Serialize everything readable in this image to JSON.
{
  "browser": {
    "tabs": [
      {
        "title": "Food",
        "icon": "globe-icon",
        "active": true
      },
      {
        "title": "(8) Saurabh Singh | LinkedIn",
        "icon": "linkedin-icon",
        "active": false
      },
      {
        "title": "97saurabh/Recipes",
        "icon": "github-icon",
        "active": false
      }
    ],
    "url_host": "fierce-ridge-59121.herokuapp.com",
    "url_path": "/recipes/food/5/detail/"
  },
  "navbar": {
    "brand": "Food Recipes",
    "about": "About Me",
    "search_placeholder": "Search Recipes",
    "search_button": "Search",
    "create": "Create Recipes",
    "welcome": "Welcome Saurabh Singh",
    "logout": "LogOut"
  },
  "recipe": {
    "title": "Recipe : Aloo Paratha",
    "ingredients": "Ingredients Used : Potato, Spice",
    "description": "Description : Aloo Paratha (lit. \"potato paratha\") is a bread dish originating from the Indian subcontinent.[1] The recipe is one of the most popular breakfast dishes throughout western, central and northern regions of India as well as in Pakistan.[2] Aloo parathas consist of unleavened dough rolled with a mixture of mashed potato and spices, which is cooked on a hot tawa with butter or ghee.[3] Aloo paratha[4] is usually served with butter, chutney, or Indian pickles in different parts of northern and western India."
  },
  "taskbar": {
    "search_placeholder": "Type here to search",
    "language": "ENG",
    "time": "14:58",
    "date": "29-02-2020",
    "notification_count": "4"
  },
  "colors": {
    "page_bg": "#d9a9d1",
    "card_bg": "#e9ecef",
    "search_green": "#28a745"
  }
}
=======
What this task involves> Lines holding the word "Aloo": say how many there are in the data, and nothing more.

The answer> 2